Are cannabis and dispensary outlets a model for New Hampshire’s future? Newly formed commission to set guidelines as state heads toward a path of pot legalization

This article, written by attorney Andrew Eills, was originally published by the NHBR and can be found here.

Anyone who has driven on New Hampshire interstates, and elsewhere, is familiar with the NH Liquor and Wine Outlets. Overseen by the NH Liquor Commission, the stores serve more than 12 million customers a year.

The NHLC, a major state agency, works with thousands of on-m and off-premises licensees, brokers, suppliers and other business partners in its role as regulator of the sale of alcohol in New Hampshire. By statute, all liquor sold in New Hampshire must be sold through a sales and distribution system operated by the NHLC.

New Hampshire is one of 17 so-called “control states” in the nation where the state government directly controls the distribution and regulation of alcoholic beverages. Could – and should – this model be applied to the sale of cannabis? By virtue of House Bill 611, enacted into law on Aug. 8, we soon may find out.

As signed by Gov. Chris Sununu, HB 611 enacts a commission to study state-controlled sales of cannabis. The mere establishment of the commission is significant; its enactment arguably provides a path to legalization of the sale of marijuana in New Hampshire. Currently,

under a 2013 law, marijuana can only be legally purchased if it is used for medical purposes. The law allows individuals to access cannabis for medical purposes from regulated, licensed alternative treatment centers. The new statute, RSA 176:16-b, puts New Hampshire on a different path, one in which for the first time a statutorily created commission will analyze the benefits, costs, demands, and risks of establishing a state-controlled system of marijuana sales to the public.

Proactive approach

The newly formed commission’s task will not be easy. Among other challenges, it will have to reconcile the legal sale of cannabis with the limited amount a patient can acquire at any one time.
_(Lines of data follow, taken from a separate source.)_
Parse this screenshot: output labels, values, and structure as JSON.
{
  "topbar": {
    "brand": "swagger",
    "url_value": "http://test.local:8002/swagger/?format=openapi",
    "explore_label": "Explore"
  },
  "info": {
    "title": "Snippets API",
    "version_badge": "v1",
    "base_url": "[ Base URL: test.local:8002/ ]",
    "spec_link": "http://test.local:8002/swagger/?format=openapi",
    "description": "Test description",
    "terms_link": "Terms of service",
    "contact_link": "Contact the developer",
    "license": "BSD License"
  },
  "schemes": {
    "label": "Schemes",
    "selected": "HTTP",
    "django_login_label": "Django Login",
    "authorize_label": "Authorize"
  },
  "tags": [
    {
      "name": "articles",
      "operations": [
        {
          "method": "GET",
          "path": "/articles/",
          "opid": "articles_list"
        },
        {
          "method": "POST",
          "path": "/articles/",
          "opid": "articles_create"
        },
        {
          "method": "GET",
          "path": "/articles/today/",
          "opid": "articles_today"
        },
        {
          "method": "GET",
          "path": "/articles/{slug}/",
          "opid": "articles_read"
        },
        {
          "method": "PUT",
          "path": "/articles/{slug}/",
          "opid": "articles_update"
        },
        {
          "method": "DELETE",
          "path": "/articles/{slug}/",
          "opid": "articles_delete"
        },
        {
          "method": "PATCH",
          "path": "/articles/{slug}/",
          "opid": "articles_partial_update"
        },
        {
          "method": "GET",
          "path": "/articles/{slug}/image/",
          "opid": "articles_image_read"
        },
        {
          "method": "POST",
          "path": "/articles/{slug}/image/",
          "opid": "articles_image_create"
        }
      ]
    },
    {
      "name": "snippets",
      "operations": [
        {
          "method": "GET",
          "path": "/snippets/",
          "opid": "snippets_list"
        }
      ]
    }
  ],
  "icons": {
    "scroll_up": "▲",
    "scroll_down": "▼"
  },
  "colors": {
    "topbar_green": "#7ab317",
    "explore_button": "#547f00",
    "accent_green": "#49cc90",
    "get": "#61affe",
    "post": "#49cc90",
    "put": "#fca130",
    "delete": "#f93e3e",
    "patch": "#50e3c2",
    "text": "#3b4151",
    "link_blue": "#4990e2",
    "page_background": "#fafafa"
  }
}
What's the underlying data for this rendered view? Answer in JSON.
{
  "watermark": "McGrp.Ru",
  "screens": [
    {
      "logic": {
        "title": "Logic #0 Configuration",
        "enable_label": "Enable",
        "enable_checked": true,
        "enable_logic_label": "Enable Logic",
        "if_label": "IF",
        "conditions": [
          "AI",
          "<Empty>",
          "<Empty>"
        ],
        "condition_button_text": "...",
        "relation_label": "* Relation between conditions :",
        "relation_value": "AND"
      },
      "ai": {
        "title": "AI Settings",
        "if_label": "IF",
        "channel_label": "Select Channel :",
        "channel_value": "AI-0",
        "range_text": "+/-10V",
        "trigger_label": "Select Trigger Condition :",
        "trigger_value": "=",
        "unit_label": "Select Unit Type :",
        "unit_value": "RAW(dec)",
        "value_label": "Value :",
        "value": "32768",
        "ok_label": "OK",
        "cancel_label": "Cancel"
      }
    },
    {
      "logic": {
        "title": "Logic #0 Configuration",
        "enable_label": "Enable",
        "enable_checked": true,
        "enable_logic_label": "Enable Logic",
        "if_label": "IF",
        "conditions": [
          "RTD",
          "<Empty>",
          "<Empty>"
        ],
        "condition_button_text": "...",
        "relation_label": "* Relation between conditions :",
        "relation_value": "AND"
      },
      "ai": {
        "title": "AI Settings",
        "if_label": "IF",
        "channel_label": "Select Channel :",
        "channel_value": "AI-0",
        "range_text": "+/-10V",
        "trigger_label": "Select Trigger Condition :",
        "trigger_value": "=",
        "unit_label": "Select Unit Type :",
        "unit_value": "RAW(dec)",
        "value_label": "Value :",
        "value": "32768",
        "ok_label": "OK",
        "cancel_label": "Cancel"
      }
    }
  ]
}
Moreover, it is not clear how, if enacted, a state-controlled system would engage with third-party, out-of-state brokers and distributors. In addition, the commission will have to wrestle with where to “locate” the system – in the current NHLC or within a separate, stand-alone agency? These questions and more will no doubt be raised after the commission officially convenes, which must be no later than Sept. 20.

The commission’s charge is to “study the feasibility of establishing a state-controlled system to sell marijuana to adults 21 years and older,” but in doing so it must consider a number of issues, specifically, how to:

  • Allow the state to control distribution and access
  • Keep marijuana “away from kids and out of schools”
  • Control the marketing and messaging of the sale of marijuana
  • Prohibit so-called “marijuana miles,” meaning over-saturation of marijuana retail establishments in a geographic area
  • Empower municipalities to choose to limit or prohibit marijuana retail establishments
  • Reduce instances of multi-drug use
  • Not impose an additional tax so as to remain competitive. By any stretch, there is much to consider before the statutorily mandated date of the commission’s final report – Dec. 1, 2023.

In addition to five members each from the NH House and Senate, the governor (or designee), and the Attorney General (or designee), the commission includes a “who’s who” of interested parties. The NH Chiefs of Police, the NH Bankers Association, the NH Cannabis Association, the NH ACLU, alternative treatment centers and Communities for Alcohol and Drug-Free Youth will each have one representative. The commission’s members also will include a medical professional as well as the chair of the NHLC. Not represented on the commission but certain to offer some perspective during its meetings are the NH Hospital Association, Bi-State Primary Care Association, and the NH Community Behavioral Health Association.

The enactment of RSA 176:16-b commission marks a new, proactive legislative approach to the possibility of cannabis legalization for adults in New Hampshire. In its analysis, of course, the commission will not be able to operate in a vacuum and will have to acknowledge the pressures – both economic and societal – from adjoining states. We will be monitoring the work of the commission as it progresses.